The amazing fact about Malcolm Mckinney isn’t the way he melds the soothing emotings of James Taylor (think Sweet Baby Jane, 1970, Warner Bros. Records) with the classic tonal qualities of Burl Ives (think the Hank Cochran tune A Little Bitty Tear that Ives covered in 1961, Decca Records). No, more than anything else it’s that he’s pure Florida. Malcolm is actually so Florida that he’s the musical bookend to that great matriarch of Florida singer/songwriters Valerie C. Wisecracker. Together, they are no less than Ma and Pa Sunshine, with a tune to cover every part of the everglade state, from its sunrise to its sugarcane, it’s hideaways to its hurricanes. In fact, anyone thinking of holding a Florida music fest – whether to memorialize its Loxahatchee Lady Bug or to save its swamp gators – would surely want these two great artists gracing their stage.
I first saw Malcolm perform at Luna Start Café (North Miami) back in 2008 when he had recently recorded his masterful CD titled GHOSTS OF FLAGLER’S TRAIN. One listen to Malcolms CARRY ME BACK TO MY FLORIDA HOME and you’ll instantly hear its resonant symbiosis with Valerie’s Stop Runnin’ My Florida Home Into The Ground (2006, Slip Of The Tongue Productions). More amazingly is how this destined to be musical duo (at least in Dr. Bob’s heart and imagination) both capture Florida’s furious side. While Valerie’s Hurricane Blew (2006, ibid) is this genre’s classic, on his CD Malcolm covers three of the greatest storms to ever graze our state.
In the title track, THE GHOSTS OF FLAGLER’S TRAIN, he recounts what happened in the 1906 hurricane when the concrete and steel of the Florida East Coast Railway met rain and wind, while MIGHTY BIG BLOW TONIGHT tells of the deadliest storm in U.S. history, the 1928 hurricane that scoured Palm Beach County taking over 2500 souls away. However, of all these storm songs, BROTHER HEAR HOW THE WIND COMES IN is the most remarkable for it is here that Malcolm raises a heroic tribute to the U.S. veterans who perished during the 1935 Labor Day hurricane in the Florida Keys.

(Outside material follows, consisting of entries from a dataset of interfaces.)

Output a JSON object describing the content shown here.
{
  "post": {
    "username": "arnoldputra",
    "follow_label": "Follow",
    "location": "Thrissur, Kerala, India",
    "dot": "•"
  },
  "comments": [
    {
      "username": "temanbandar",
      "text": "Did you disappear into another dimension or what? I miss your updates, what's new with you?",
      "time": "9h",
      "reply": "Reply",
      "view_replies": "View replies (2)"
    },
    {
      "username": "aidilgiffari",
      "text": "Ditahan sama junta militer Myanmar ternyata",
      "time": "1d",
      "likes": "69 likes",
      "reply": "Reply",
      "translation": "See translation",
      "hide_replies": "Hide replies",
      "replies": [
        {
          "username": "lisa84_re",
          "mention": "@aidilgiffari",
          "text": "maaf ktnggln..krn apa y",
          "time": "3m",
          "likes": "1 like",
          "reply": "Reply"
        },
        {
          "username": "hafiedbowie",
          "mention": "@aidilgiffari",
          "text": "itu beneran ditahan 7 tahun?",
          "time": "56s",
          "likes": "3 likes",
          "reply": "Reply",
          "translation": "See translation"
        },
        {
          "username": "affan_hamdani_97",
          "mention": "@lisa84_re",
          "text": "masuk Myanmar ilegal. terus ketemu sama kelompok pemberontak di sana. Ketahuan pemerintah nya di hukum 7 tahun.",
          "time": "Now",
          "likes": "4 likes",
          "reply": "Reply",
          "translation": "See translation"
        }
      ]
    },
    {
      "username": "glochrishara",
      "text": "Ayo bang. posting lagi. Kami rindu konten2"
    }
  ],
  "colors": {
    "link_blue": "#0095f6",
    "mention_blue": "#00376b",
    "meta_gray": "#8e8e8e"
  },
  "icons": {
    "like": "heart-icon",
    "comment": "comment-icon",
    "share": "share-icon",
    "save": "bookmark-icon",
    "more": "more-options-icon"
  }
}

In U.S. history, the 1935 Labor Day hurricane is perhaps the final and most tragic step child of World War One. Many veterans were out of work during the great depression after the war, a time when the government was also withholding their war benefits and payments. The vets marched on Washington in the summer of 1932 and in response President Hoover sent active duty soldiers under the commands of Douglas MacArthur, Dwight D. Eisenhower and George Patton to disperse them at bayonet point, mindlessly killing men, women and children in the rout.
Later that year after Roosevelt was elected, the veterans’ complaints were quelled by shipping them off as cheap labor to serve Flagler in a final attempt to complete the overseas railway to Key West. Hundreds of these veterans perished there three years later when they were abandoned on the keys by both Flagler and the government during the third strongest hurricane ever measured. And Malcolm takes you there in BROTHER HEAR HOW THE WIND COMES.
Stunning yet true, this review cannot end on such a tragic note, and neither does Malcolm’s CD. With songs like SUNRISE LOXAHATCHEE and WE CAN’T LET THE EVERGLADES DIE, he shares the beauty and pride that Valerie captures in Oscar Thompson Was Everyone’s Friend and Chokoloskee, A Little Left Of The Law (2006, ibid). So you can’t help but see and hear that Florida’s matriarchal herald – Valerie C. Wisecracker – has a worthy patriarchal counterpart in Malcolm Mckinney and the GHOST’S OF FLAGLER’S TRAIN. Catch them together soon at a Florida song fest near you (I hope!).